We are charged 50M entry fee, which we are initially highly suspicious of, but relent when we are issued with an apparently genuine ticket, despite it being printed out on regular paper and photocopied. I have no doubt that none of the money goes on preserving the fort however.
Fort Gate from inside
Plenty of space inside
The Fort of Sao Sebastiao dominates this end of the island, and is supposedly the oldest building in Southern Hemisphere. It was built to defend what was the capital of Portuguese East Africa, though has subsequently been used for a variety of purposes, including more recently as a school.
I find that the ground is littered with small prickly things which now my shoes are worn poke right through with their thorns. It’s not comfortable walking for me!
We head up on to the ramparts.
At the far end outside the walls is a small chapel which is quite beautiful and interesting.
Above the door
As we leave, we note with both sadness and amusement that the scale model of the side near the entrance is also in ruins, not deliberately, just through lack of care, exactly mirroring the real site! What faithful attention to detail!!
The scale model, also in ruins!
Next to the fort is the main beach, thankfully the other side of the island from the poop beach, though still not far enough for complete peace of mind.
I paddle and find the water so warm, it’s not even refreshing. Water temperature here is about 30C!
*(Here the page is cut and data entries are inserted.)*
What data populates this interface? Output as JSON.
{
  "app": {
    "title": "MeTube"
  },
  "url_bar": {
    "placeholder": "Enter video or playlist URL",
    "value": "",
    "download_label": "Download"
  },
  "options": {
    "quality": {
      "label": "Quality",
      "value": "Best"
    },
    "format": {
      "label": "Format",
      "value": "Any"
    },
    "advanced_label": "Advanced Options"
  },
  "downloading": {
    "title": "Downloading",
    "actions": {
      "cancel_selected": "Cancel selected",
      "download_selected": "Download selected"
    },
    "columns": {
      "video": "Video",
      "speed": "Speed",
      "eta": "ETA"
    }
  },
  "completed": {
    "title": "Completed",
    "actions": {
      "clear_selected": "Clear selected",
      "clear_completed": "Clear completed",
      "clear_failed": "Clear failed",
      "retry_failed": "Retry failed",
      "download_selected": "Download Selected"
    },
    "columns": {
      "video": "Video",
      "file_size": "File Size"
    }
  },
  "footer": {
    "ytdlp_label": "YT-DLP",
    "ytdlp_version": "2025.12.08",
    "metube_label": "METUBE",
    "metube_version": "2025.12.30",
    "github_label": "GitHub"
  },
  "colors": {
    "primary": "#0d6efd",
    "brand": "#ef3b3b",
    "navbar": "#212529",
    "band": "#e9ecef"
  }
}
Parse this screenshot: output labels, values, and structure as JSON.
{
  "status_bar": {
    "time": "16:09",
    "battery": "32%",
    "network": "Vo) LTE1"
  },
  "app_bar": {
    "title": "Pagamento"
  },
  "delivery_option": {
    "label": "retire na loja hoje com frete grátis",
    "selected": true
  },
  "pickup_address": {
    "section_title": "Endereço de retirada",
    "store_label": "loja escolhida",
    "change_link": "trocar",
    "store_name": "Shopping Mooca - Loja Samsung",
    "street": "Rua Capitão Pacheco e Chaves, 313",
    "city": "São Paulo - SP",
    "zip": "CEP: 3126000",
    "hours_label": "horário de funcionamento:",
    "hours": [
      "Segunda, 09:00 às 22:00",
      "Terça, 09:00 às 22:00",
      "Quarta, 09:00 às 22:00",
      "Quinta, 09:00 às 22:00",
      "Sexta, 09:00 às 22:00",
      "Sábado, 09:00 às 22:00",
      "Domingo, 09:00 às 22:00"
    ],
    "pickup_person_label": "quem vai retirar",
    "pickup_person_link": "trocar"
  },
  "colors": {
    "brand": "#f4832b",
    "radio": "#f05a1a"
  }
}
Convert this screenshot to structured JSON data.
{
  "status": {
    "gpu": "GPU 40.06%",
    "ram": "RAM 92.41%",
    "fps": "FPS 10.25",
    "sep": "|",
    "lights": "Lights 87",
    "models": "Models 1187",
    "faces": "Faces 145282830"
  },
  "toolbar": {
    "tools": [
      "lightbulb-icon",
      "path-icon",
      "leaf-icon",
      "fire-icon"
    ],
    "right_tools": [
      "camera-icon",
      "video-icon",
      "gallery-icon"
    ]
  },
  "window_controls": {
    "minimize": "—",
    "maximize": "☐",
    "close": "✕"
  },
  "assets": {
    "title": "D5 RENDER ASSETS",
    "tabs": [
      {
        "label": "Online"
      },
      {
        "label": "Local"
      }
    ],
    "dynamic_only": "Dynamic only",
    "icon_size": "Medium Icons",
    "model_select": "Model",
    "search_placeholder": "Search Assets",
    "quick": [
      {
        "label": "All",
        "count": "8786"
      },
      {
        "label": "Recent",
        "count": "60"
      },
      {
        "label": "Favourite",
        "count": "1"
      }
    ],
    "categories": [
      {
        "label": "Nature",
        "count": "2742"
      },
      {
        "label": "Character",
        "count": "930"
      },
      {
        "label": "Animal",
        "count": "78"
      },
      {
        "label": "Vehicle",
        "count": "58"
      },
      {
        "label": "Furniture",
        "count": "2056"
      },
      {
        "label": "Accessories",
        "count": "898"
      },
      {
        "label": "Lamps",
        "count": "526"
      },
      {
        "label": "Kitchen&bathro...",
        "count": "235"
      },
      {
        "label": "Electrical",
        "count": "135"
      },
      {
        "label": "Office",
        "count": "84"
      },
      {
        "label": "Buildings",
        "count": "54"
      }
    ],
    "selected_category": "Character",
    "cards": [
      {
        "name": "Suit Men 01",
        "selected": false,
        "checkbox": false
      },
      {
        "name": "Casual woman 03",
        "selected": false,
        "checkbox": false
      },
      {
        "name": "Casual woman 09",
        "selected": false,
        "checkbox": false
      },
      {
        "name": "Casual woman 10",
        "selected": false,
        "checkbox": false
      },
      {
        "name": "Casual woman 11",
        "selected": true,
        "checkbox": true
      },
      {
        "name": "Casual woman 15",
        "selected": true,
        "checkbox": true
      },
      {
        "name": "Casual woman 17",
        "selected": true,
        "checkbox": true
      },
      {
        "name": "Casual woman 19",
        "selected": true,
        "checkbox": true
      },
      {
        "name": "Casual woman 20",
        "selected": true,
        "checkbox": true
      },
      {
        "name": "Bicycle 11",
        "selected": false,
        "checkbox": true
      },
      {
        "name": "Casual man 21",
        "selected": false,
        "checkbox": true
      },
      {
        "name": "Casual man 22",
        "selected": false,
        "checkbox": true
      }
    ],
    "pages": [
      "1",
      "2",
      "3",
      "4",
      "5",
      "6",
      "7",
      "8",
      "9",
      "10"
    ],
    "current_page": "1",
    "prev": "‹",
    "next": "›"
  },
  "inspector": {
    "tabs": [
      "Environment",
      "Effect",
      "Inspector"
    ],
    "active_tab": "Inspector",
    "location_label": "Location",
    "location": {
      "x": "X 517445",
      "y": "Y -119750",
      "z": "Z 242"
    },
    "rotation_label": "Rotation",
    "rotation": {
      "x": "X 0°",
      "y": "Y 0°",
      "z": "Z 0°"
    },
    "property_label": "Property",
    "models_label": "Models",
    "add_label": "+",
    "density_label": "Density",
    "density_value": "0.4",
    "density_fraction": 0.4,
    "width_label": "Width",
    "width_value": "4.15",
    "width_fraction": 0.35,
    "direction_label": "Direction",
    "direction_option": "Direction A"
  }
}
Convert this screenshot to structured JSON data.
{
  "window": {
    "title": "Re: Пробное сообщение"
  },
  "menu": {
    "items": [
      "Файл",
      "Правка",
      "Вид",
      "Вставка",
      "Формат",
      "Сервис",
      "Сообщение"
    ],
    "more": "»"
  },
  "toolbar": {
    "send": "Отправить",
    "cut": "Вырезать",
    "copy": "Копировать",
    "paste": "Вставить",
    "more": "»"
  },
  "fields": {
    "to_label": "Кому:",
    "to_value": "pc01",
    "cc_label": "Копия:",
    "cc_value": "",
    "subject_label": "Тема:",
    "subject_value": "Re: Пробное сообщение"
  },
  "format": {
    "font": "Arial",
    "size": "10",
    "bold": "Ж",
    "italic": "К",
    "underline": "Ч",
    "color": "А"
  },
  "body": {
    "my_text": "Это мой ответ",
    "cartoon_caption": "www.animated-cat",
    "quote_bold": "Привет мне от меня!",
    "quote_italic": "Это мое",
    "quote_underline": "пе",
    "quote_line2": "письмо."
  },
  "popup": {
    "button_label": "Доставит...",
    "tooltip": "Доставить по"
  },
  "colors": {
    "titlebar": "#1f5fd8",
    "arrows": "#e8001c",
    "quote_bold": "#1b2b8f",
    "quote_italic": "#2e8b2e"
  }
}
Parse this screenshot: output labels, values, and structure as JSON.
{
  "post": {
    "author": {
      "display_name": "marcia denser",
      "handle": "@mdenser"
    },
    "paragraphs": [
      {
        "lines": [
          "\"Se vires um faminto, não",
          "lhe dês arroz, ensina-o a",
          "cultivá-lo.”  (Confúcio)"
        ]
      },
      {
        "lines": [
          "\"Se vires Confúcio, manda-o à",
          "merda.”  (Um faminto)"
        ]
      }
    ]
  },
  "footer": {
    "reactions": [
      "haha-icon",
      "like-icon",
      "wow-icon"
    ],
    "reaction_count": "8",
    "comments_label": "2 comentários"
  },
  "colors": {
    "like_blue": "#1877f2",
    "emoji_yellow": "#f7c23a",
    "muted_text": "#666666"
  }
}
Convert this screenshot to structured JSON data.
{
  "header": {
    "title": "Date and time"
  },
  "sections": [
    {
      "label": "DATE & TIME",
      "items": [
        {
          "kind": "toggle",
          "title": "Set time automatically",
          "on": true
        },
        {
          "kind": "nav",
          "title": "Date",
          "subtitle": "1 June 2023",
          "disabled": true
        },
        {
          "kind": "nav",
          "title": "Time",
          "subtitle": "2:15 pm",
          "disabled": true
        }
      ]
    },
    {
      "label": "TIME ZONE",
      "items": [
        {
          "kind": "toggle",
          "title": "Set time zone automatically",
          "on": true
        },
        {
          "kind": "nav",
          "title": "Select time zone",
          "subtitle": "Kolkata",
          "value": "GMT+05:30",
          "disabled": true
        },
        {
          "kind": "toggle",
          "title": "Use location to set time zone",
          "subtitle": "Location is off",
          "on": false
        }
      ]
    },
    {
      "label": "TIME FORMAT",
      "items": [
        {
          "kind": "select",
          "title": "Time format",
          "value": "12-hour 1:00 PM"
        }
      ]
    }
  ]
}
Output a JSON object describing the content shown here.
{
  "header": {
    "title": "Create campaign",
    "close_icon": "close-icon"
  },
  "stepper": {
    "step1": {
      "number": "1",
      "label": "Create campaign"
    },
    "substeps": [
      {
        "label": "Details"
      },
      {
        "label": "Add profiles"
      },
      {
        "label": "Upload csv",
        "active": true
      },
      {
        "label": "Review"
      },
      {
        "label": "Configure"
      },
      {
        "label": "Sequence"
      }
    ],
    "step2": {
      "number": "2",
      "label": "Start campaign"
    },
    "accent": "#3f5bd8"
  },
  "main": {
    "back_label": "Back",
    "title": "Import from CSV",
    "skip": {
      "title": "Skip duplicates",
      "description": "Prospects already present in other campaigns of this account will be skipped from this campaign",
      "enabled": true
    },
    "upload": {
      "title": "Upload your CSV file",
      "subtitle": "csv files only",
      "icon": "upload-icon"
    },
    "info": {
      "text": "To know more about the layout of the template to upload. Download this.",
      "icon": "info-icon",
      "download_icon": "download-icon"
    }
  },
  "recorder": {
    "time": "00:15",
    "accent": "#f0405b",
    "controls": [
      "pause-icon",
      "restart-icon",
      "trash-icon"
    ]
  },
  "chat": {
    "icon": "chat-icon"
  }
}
I leave Scott here, and apparently shortly after I go, dolphins swim past the beach, but not for me. Instead I visit the museum, housed in the Palace of Sao Paulo.
It’s a beautiful building, but the interior is concerned mainly with period furniture and preserved bedrooms, not really my forte. More annoyingly I have a chap who doesn’t speak English shadowing me for my whole visit, and directing me where he thought I should walk.
I get another person who takes me round to the very small Museum of Sacred Art.
It turns out to be a single room with some of the objects preserved from the various churches on the island.
Back home, I finally get my hands on some drinking water, I was so desperately thirsty after Scott’s friend had told me not to buy water in Ancora as it was too expensive, with the consequence that I suffered in the heat for a few hours for the sake of a few pence! I change into swim gear, meet the girls and head back to the beach for a swim. It’s very pleasant, though in my mind is the time of the bus that I am skipping out of town on tonight, about 3:30am specifically! What is wrong with Mozambicans and their choice of bus time? It just doesn’t make sense. Anyway, post swim, we waddle back at African female walking pace, and I pop home and shower before the girls come round for dinner.
We walk together to O Escondidinho, which is supposed to be the best hotel on the island, also with a nice restaurant. I don’t really like the feel of the place though, so we end up back at the old favourite, Reliquias. The night ends with a beer or two with Scott at Zavala before we head home for a couple of hours sleep.